It’s a sad thing to see. It makes me wonder what sort of torment the person must be suffering if physical pain offers the only form of relief. Or is it to do with something other than physical pain? Is it something to with making your body marked and ugly because that’s what you feel it deserves? I don’t know. I’m not a trained psychologist or psychiatrist, much less an expert on the practice of self-harm.
But still I wanted to go and sit next to her and ask whether she wanted to talk, because one thing I do know is that talking about your state of mind to someone who will listen and try to understand without judging – and maybe even offer an alternative way of seeing things – can sometimes be helpful.

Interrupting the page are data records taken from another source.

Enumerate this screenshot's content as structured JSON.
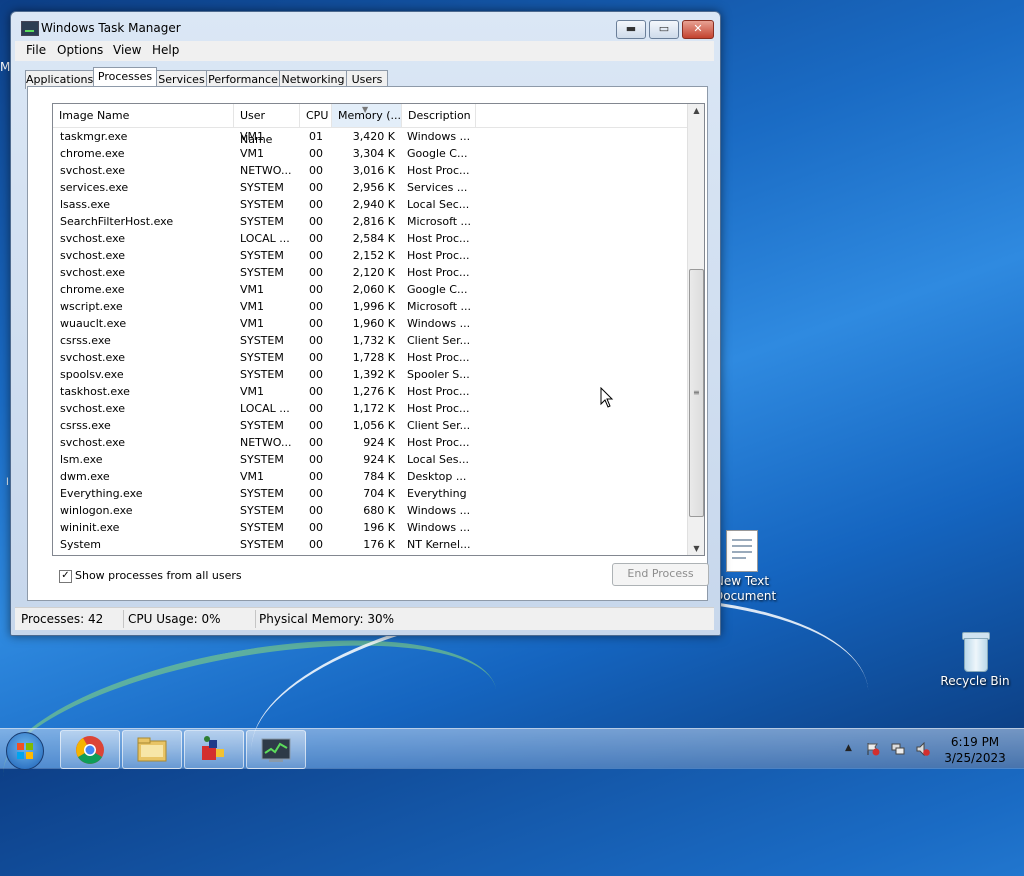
{
  "window": {
    "title": "Windows Task Manager",
    "controls": {
      "minimize": "▬",
      "maximize": "▭",
      "close": "✕"
    }
  },
  "menu": [
    "File",
    "Options",
    "View",
    "Help"
  ],
  "tabs": [
    "Applications",
    "Processes",
    "Services",
    "Performance",
    "Networking",
    "Users"
  ],
  "active_tab": "Processes",
  "columns": [
    "Image Name",
    "User Name",
    "CPU",
    "Memory (...",
    "Description"
  ],
  "sorted_column": "Memory (...",
  "processes": [
    {
      "name": "taskmgr.exe",
      "user": "VM1",
      "cpu": "01",
      "mem": "3,420 K",
      "desc": "Windows ..."
    },
    {
      "name": "chrome.exe",
      "user": "VM1",
      "cpu": "00",
      "mem": "3,304 K",
      "desc": "Google C..."
    },
    {
      "name": "svchost.exe",
      "user": "NETWO...",
      "cpu": "00",
      "mem": "3,016 K",
      "desc": "Host Proc..."
    },
    {
      "name": "services.exe",
      "user": "SYSTEM",
      "cpu": "00",
      "mem": "2,956 K",
      "desc": "Services ..."
    },
    {
      "name": "lsass.exe",
      "user": "SYSTEM",
      "cpu": "00",
      "mem": "2,940 K",
      "desc": "Local Sec..."
    },
    {
      "name": "SearchFilterHost.exe",
      "user": "SYSTEM",
      "cpu": "00",
      "mem": "2,816 K",
      "desc": "Microsoft ..."
    },
    {
      "name": "svchost.exe",
      "user": "LOCAL ...",
      "cpu": "00",
      "mem": "2,584 K",
      "desc": "Host Proc..."
    },
    {
      "name": "svchost.exe",
      "user": "SYSTEM",
      "cpu": "00",
      "mem": "2,152 K",
      "desc": "Host Proc..."
    },
    {
      "name": "svchost.exe",
      "user": "SYSTEM",
      "cpu": "00",
      "mem": "2,120 K",
      "desc": "Host Proc..."
    },
    {
      "name": "chrome.exe",
      "user": "VM1",
      "cpu": "00",
      "mem": "2,060 K",
      "desc": "Google C..."
    },
    {
      "name": "wscript.exe",
      "user": "VM1",
      "cpu": "00",
      "mem": "1,996 K",
      "desc": "Microsoft ..."
    },
    {
      "name": "wuauclt.exe",
      "user": "VM1",
      "cpu": "00",
      "mem": "1,960 K",
      "desc": "Windows ..."
    },
    {
      "name": "csrss.exe",
      "user": "SYSTEM",
      "cpu": "00",
      "mem": "1,732 K",
      "desc": "Client Ser..."
    },
    {
      "name": "svchost.exe",
      "user": "SYSTEM",
      "cpu": "00",
      "mem": "1,728 K",
      "desc": "Host Proc..."
    },
    {
      "name": "spoolsv.exe",
      "user": "SYSTEM",
      "cpu": "00",
      "mem": "1,392 K",
      "desc": "Spooler S..."
    },
    {
      "name": "taskhost.exe",
      "user": "VM1",
      "cpu": "00",
      "mem": "1,276 K",
      "desc": "Host Proc..."
    },
    {
      "name": "svchost.exe",
      "user": "LOCAL ...",
      "cpu": "00",
      "mem": "1,172 K",
      "desc": "Host Proc..."
    },
    {
      "name": "csrss.exe",
      "user": "SYSTEM",
      "cpu": "00",
      "mem": "1,056 K",
      "desc": "Client Ser..."
    },
    {
      "name": "svchost.exe",
      "user": "NETWO...",
      "cpu": "00",
      "mem": "924 K",
      "desc": "Host Proc..."
    },
    {
      "name": "lsm.exe",
      "user": "SYSTEM",
      "cpu": "00",
      "mem": "924 K",
      "desc": "Local Ses..."
    },
    {
      "name": "dwm.exe",
      "user": "VM1",
      "cpu": "00",
      "mem": "784 K",
      "desc": "Desktop ..."
    },
    {
      "name": "Everything.exe",
      "user": "SYSTEM",
      "cpu": "00",
      "mem": "704 K",
      "desc": "Everything"
    },
    {
      "name": "winlogon.exe",
      "user": "SYSTEM",
      "cpu": "00",
      "mem": "680 K",
      "desc": "Windows ..."
    },
    {
      "name": "wininit.exe",
      "user": "SYSTEM",
      "cpu": "00",
      "mem": "196 K",
      "desc": "Windows ..."
    },
    {
      "name": "System",
      "user": "SYSTEM",
      "cpu": "00",
      "mem": "176 K",
      "desc": "NT Kernel..."
    }
  ],
  "show_all_users": {
    "label": "Show processes from all users",
    "checked": true,
    "mark": "✓"
  },
  "end_process_label": "End Process",
  "status": {
    "processes": "Processes: 42",
    "cpu": "CPU Usage: 0%",
    "memory": "Physical Memory: 30%"
  },
  "desktop": {
    "icons": [
      {
        "label": "New Text Document"
      },
      {
        "label": "Recycle Bin"
      }
    ],
    "left_edge_letters": [
      "M",
      "l"
    ]
  },
  "taskbar": {
    "pinned": [
      "chrome-icon",
      "explorer-folder-icon",
      "app-blocks-icon",
      "task-manager-icon"
    ],
    "time": "6:19 PM",
    "date": "3/25/2023",
    "tray_arrow": "▲"
  }
}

I couldn’t because somebody was already sitting in the seat next to her. And I probably wouldn’t have done anyway. She had defiant eyes and would probably have objected to a stranger encroaching on her space and privacy. She might even have accused me of being a pervert.

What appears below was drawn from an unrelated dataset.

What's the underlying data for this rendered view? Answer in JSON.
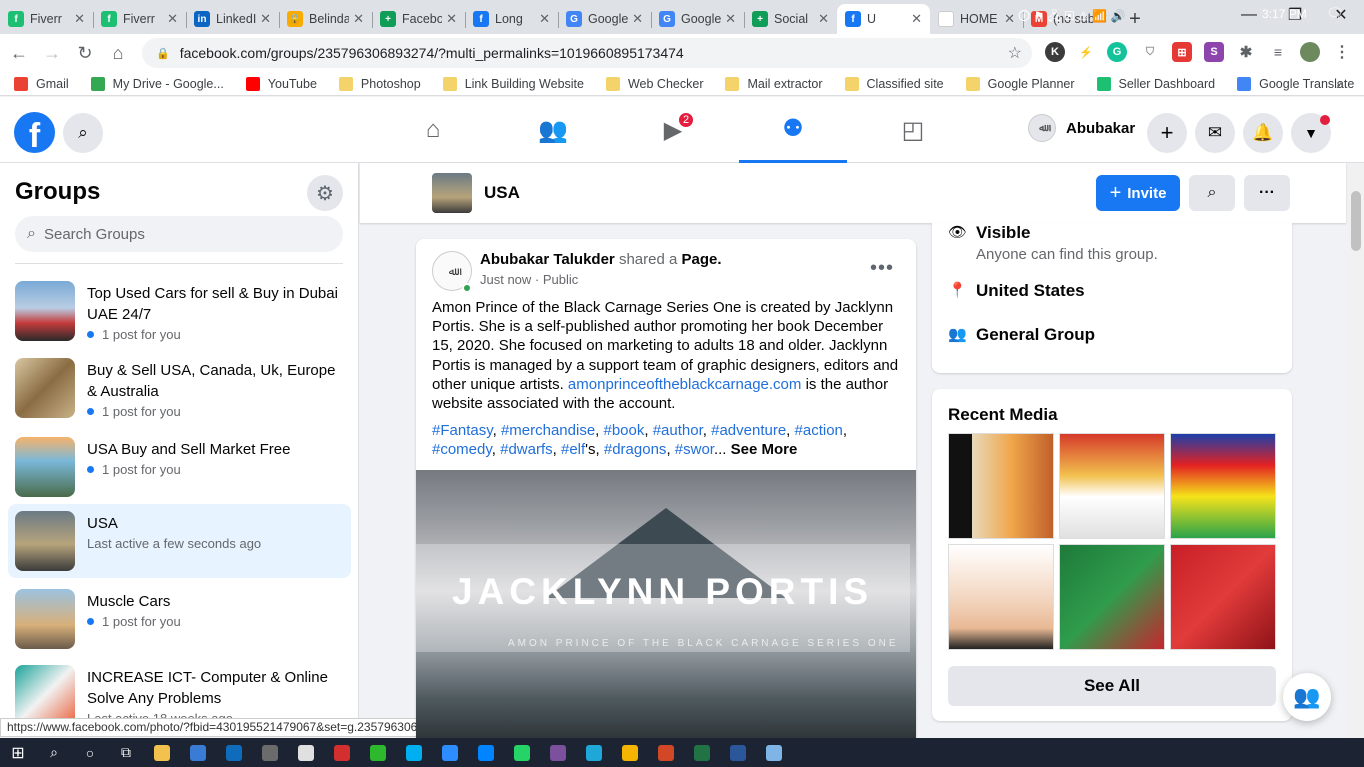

And so I got off the train before she did, and wondered what we should do when we see somebody in trouble but know that it isn’t as easy as helping a person up when they’ve stumbled. I have a feeling that it ought to be, but it isn’t. Sometimes circumstances offer you the chance, and sometimes they keep it out of your reach.